Find the lines in the entries that follow where the word "screenshot" occurs, and state how many there are, with no other words.

### SUPPLIED RECORDS ###

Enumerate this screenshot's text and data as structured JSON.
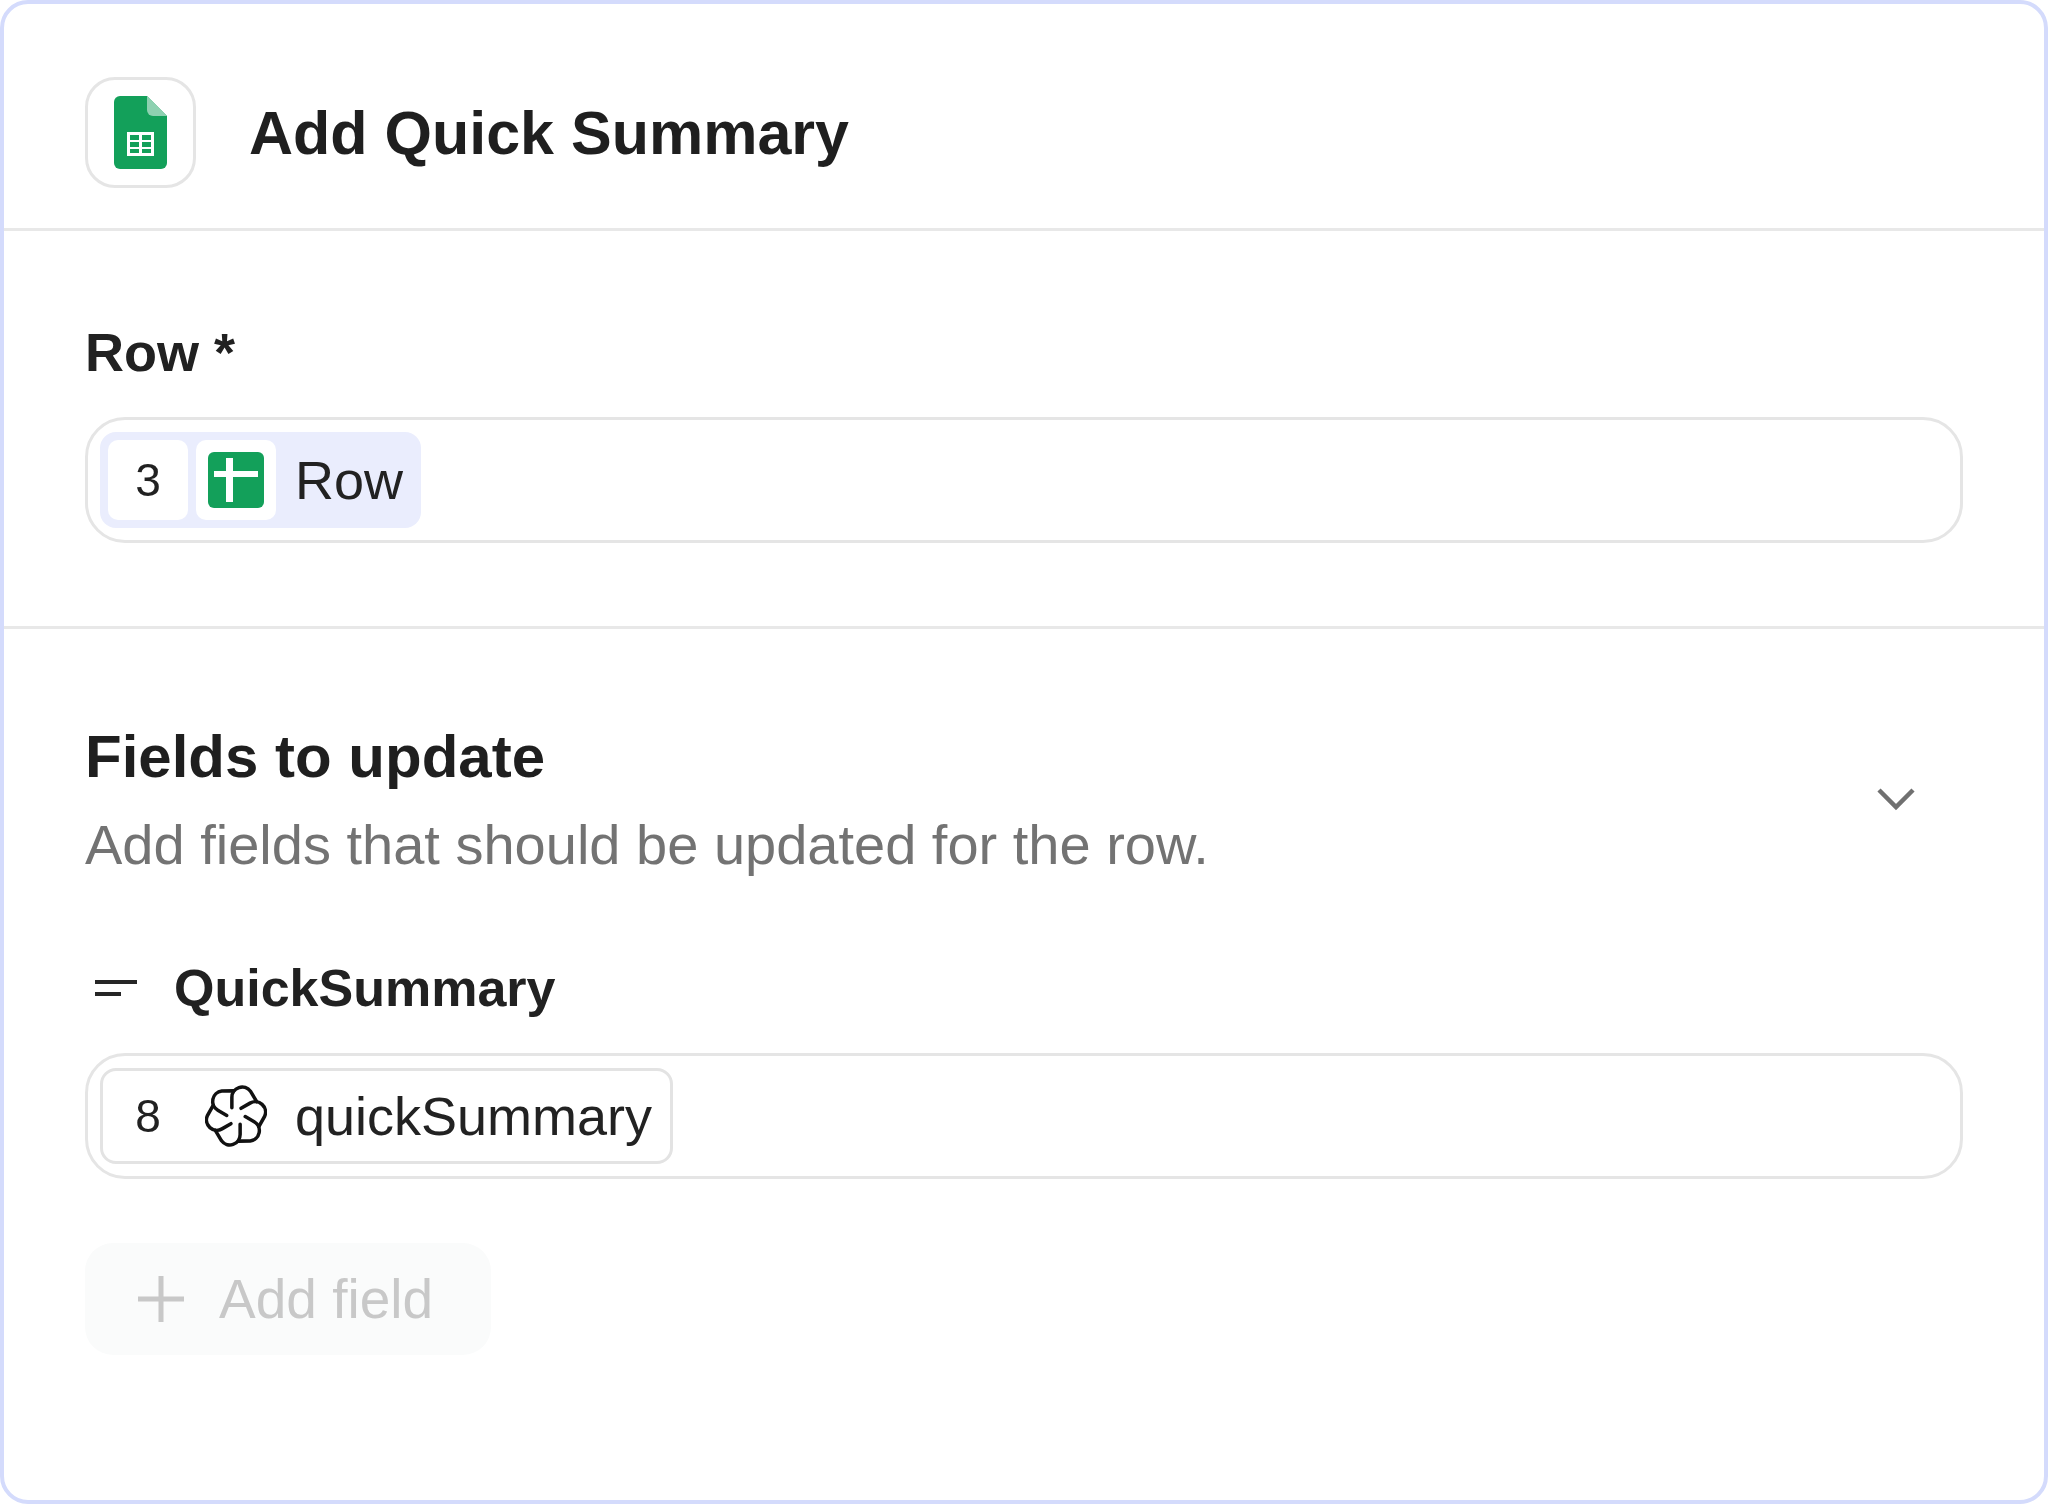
{
  "header": {
    "title": "Add Quick Summary"
  },
  "row_field": {
    "label": "Row *",
    "value": {
      "step": "3",
      "label": "Row",
      "kind": "sheets"
    }
  },
  "fields_section": {
    "title": "Fields to update",
    "description": "Add fields that should be updated for the row.",
    "fields": [
      {
        "label": "QuickSummary",
        "value": {
          "step": "8",
          "label": "quickSummary",
          "kind": "ai"
        }
      }
    ],
    "add_button": {
      "label": "Add field",
      "disabled": true
    }
  }
}
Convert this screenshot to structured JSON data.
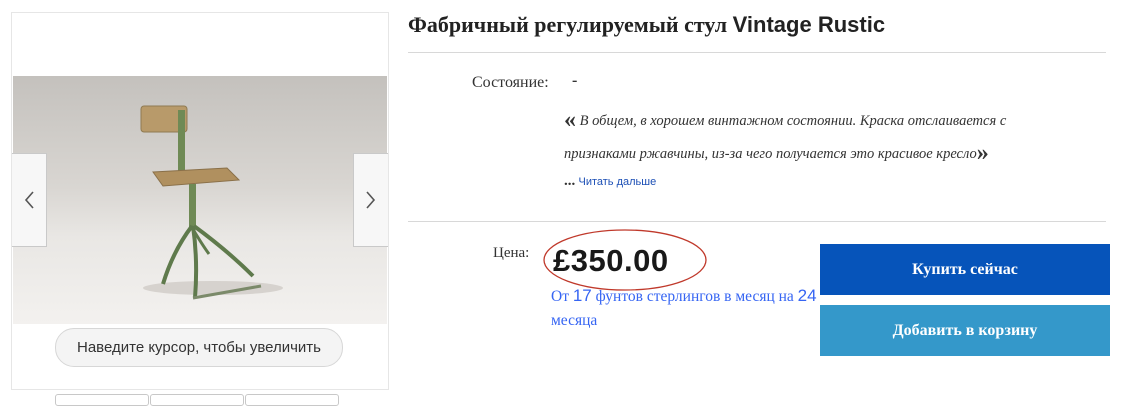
{
  "product": {
    "title_cyrillic": "Фабричный регулируемый стул ",
    "title_latin": "Vintage Rustic"
  },
  "gallery": {
    "zoom_hint": "Наведите курсор, чтобы увеличить",
    "prev_icon": "chevron-left-icon",
    "next_icon": "chevron-right-icon"
  },
  "condition": {
    "label": "Состояние:",
    "value": "-",
    "quote_open": "«",
    "quote_close": "»",
    "description": " В общем, в хорошем винтажном состоянии. Краска отслаивается с признаками ржавчины, из-за чего получается это красивое кресло",
    "ellipsis": "...",
    "read_more": "Читать дальше"
  },
  "price": {
    "label": "Цена:",
    "value": "£350.00",
    "installment_part1": "От ",
    "installment_amount": "17",
    "installment_part2": " фунтов стерлингов в месяц на ",
    "installment_months": "24",
    "installment_part3": " месяца",
    "highlight_color": "#c0392b"
  },
  "actions": {
    "buy_now": "Купить сейчас",
    "add_to_cart": "Добавить в корзину",
    "buy_color": "#0654ba",
    "cart_color": "#3498ca"
  }
}
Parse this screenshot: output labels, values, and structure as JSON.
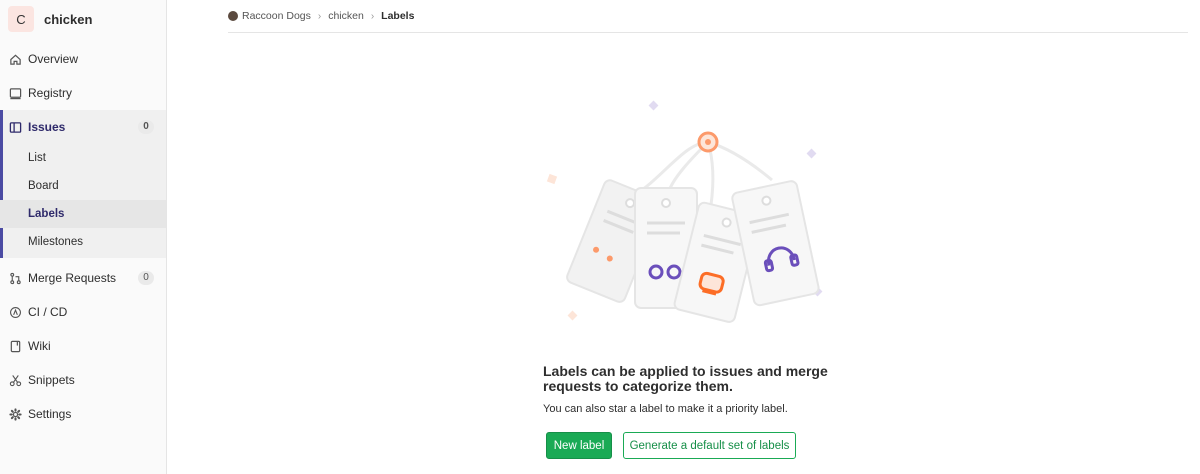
{
  "project": {
    "avatar_letter": "C",
    "name": "chicken"
  },
  "sidebar": {
    "items": [
      {
        "label": "Overview",
        "icon": "home-icon"
      },
      {
        "label": "Registry",
        "icon": "container-icon"
      },
      {
        "label": "Issues",
        "icon": "issues-icon",
        "badge": "0",
        "active": true
      },
      {
        "label": "Merge Requests",
        "icon": "merge-request-icon",
        "badge": "0"
      },
      {
        "label": "CI / CD",
        "icon": "rocket-icon"
      },
      {
        "label": "Wiki",
        "icon": "book-icon"
      },
      {
        "label": "Snippets",
        "icon": "scissors-icon"
      },
      {
        "label": "Settings",
        "icon": "gear-icon"
      }
    ],
    "issues_sub": [
      {
        "label": "List"
      },
      {
        "label": "Board"
      },
      {
        "label": "Labels",
        "active": true
      },
      {
        "label": "Milestones"
      }
    ]
  },
  "breadcrumb": {
    "group": "Raccoon Dogs",
    "project": "chicken",
    "current": "Labels"
  },
  "empty_state": {
    "title": "Labels can be applied to issues and merge requests to categorize them.",
    "text": "You can also star a label to make it a priority label.",
    "new_label_button": "New label",
    "default_labels_button": "Generate a default set of labels"
  },
  "colors": {
    "primary_green": "#1aaa55",
    "active_nav": "#4b4ba3"
  }
}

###

* _WRITTEN REPLY_:
3